Task directions — Output the full listing below exactly.

====== Source material ======

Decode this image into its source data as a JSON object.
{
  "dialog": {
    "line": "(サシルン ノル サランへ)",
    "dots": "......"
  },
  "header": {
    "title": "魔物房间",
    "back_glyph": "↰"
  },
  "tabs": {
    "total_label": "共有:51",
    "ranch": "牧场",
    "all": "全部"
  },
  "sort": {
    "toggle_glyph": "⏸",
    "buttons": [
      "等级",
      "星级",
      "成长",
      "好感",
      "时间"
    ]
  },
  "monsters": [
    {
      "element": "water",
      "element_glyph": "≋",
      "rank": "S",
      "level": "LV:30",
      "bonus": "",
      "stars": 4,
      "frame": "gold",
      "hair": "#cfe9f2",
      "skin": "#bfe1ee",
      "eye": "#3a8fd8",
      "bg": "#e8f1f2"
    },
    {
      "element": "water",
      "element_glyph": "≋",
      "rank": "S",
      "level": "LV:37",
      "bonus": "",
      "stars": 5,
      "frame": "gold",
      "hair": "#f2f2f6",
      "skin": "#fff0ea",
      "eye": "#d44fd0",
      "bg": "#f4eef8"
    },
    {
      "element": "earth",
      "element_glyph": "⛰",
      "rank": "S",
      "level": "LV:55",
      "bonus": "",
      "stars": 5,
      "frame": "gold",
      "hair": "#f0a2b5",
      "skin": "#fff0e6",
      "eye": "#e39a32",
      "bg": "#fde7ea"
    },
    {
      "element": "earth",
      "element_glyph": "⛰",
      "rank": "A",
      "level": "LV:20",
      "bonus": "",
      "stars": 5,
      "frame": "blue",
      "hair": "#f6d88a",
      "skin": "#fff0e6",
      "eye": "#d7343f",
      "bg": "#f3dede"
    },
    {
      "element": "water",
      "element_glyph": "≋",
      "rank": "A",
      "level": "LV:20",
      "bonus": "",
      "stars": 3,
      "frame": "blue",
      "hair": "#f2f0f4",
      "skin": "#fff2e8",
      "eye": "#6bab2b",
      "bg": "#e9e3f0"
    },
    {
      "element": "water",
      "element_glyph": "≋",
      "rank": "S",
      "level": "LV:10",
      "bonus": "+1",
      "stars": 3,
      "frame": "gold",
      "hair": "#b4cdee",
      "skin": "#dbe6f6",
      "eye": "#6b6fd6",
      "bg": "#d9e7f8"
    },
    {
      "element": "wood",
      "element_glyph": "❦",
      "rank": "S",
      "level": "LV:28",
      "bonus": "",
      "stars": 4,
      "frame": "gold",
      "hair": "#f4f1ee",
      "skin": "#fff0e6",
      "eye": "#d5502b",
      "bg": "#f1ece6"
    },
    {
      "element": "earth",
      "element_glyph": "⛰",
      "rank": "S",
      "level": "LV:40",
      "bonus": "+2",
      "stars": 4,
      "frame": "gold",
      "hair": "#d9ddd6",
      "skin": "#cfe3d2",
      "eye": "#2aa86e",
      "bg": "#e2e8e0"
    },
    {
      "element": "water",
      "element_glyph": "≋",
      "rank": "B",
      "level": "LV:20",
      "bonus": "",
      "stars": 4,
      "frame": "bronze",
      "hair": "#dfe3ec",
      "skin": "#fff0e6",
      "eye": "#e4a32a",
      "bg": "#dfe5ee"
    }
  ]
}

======

Response to the exercise —
Decode this image into its source data as a JSON object.
{
  "dialog": {
    "line": "(サシルン ノル サランへ)",
    "dots": "......"
  },
  "header": {
    "title": "魔物房间",
    "back_glyph": "↰"
  },
  "tabs": {
    "total_label": "共有:51",
    "ranch": "牧场",
    "all": "全部"
  },
  "sort": {
    "toggle_glyph": "⏸",
    "buttons": [
      "等级",
      "星级",
      "成长",
      "好感",
      "时间"
    ]
  },
  "monsters": [
    {
      "element": "water",
      "element_glyph": "≋",
      "rank": "S",
      "level": "LV:30",
      "bonus": "",
      "stars": 4,
      "frame": "gold",
      "hair": "#cfe9f2",
      "skin": "#bfe1ee",
      "eye": "#3a8fd8",
      "bg": "#e8f1f2"
    },
    {
      "element": "water",
      "element_glyph": "≋",
      "rank": "S",
      "level": "LV:37",
      "bonus": "",
      "stars": 5,
      "frame": "gold",
      "hair": "#f2f2f6",
      "skin": "#fff0ea",
      "eye": "#d44fd0",
      "bg": "#f4eef8"
    },
    {
      "element": "earth",
      "element_glyph": "⛰",
      "rank": "S",
      "level": "LV:55",
      "bonus": "",
      "stars": 5,
      "frame": "gold",
      "hair": "#f0a2b5",
      "skin": "#fff0e6",
      "eye": "#e39a32",
      "bg": "#fde7ea"
    },
    {
      "element": "earth",
      "element_glyph": "⛰",
      "rank": "A",
      "level": "LV:20",
      "bonus": "",
      "stars": 5,
      "frame": "blue",
      "hair": "#f6d88a",
      "skin": "#fff0e6",
      "eye": "#d7343f",
      "bg": "#f3dede"
    },
    {
      "element": "water",
      "element_glyph": "≋",
      "rank": "A",
      "level": "LV:20",
      "bonus": "",
      "stars": 3,
      "frame": "blue",
      "hair": "#f2f0f4",
      "skin": "#fff2e8",
      "eye": "#6bab2b",
      "bg": "#e9e3f0"
    },
    {
      "element": "water",
      "element_glyph": "≋",
      "rank": "S",
      "level": "LV:10",
      "bonus": "+1",
      "stars": 3,
      "frame": "gold",
      "hair": "#b4cdee",
      "skin": "#dbe6f6",
      "eye": "#6b6fd6",
      "bg": "#d9e7f8"
    },
    {
      "element": "wood",
      "element_glyph": "❦",
      "rank": "S",
      "level": "LV:28",
      "bonus": "",
      "stars": 4,
      "frame": "gold",
      "hair": "#f4f1ee",
      "skin": "#fff0e6",
      "eye": "#d5502b",
      "bg": "#f1ece6"
    },
    {
      "element": "earth",
      "element_glyph": "⛰",
      "rank": "S",
      "level": "LV:40",
      "bonus": "+2",
      "stars": 4,
      "frame": "gold",
      "hair": "#d9ddd6",
      "skin": "#cfe3d2",
      "eye": "#2aa86e",
      "bg": "#e2e8e0"
    },
    {
      "element": "water",
      "element_glyph": "≋",
      "rank": "B",
      "level": "LV:20",
      "bonus": "",
      "stars": 4,
      "frame": "bronze",
      "hair": "#dfe3ec",
      "skin": "#fff0e6",
      "eye": "#e4a32a",
      "bg": "#dfe5ee"
    }
  ]
}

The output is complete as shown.